Essential fatty acids from fish oil counteract the negative effects of dieting. Fish oils reduce the cholesterol content of the bile and, based on the results of the single clinical study of their use, prevent gallstones in women dieters. Physicians at the Médica Sur Clinic in Mexico City gave women fish oil, ursodeoxycholic acid, or a placebo while they strictly observed a 1200-calorie a day reducing diet. At the end of 6 weeks, cholesterol nucleation time, a measure of how easily stones can form from cholesterol, had been lowered significantly in the women who had been taking fish oil but not in the women who had received ursodeoxycholic acid or a placebo.
The other always-useful food for treating gallstones is fiber. Wheat bran has been reported to reduce the relative amount of cholesterol in bile of a small group of people whose bile contained excessive cholesterol (a risk factor for gallstone formation). The same effect has been reported in people who already have gallstones. Any kind of fiber should taken with plenty of fluid.

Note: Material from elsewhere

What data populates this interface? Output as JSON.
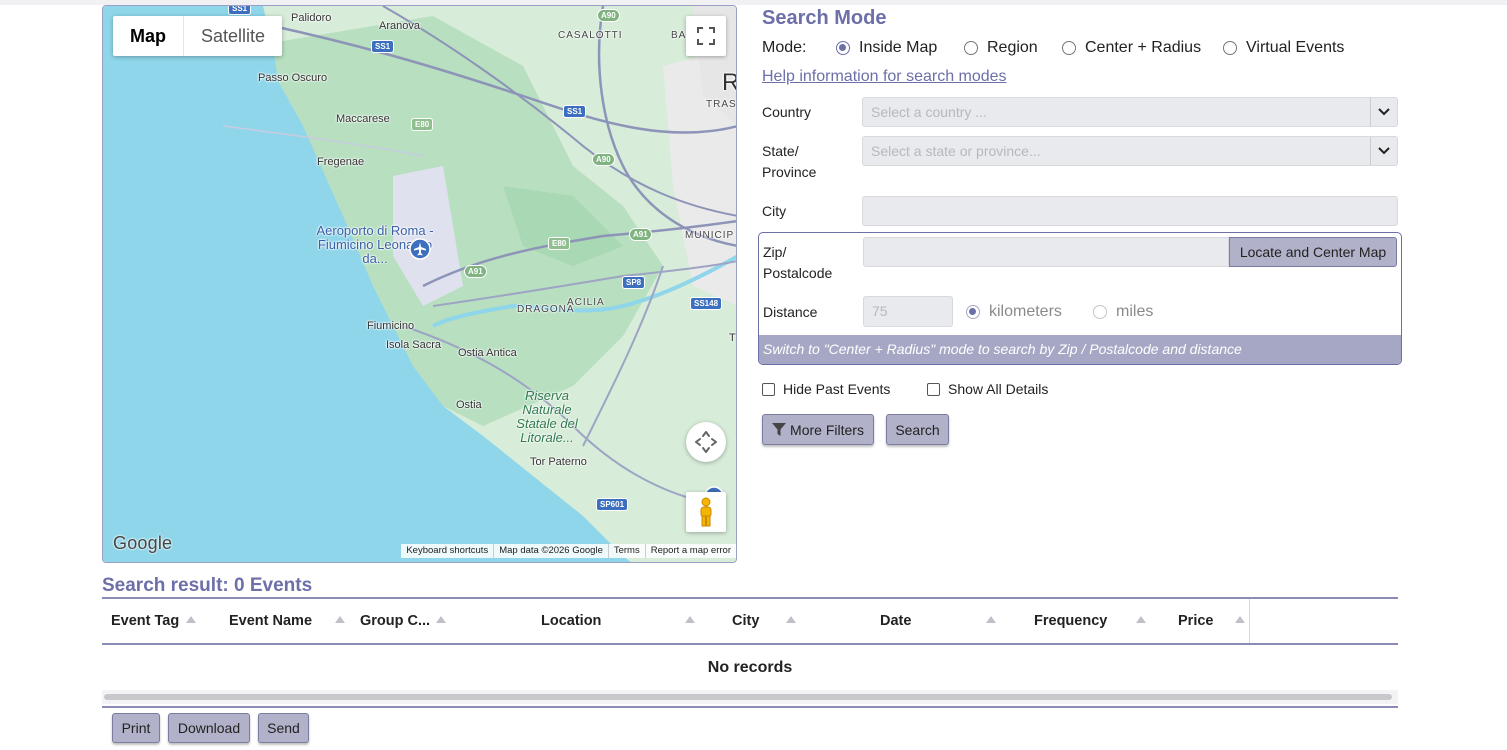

For people who have gallstones, drinking the often-recommended eight glasses of water a day has an additional benefit. Keeping the colon hydrated reduces the cholesterol concentration of the bile (regardless of any other changes in your diet) and reduces the likelihood that enough cholesterol can accumulate to form a stone. You can take some of your fluid in the form of peppermint tea, which can help prevent gallbladder attacks. Peppermint helps relax spasms of the smooth muscle lining, the gallbladder, and bile ducts. Other helpful foods are those that contain folic acid (folate), and vitamins B12, C, and E.
What are the whole foods that heal gallstones? With every meal, drink at least one glass of water or peppermint tea. Interestingly, the one food that contains all of the recommended vitamins for treating gallstones is chicken or goose liver—but be careful with paté. More helpful are meals that are low in fat, based on fish.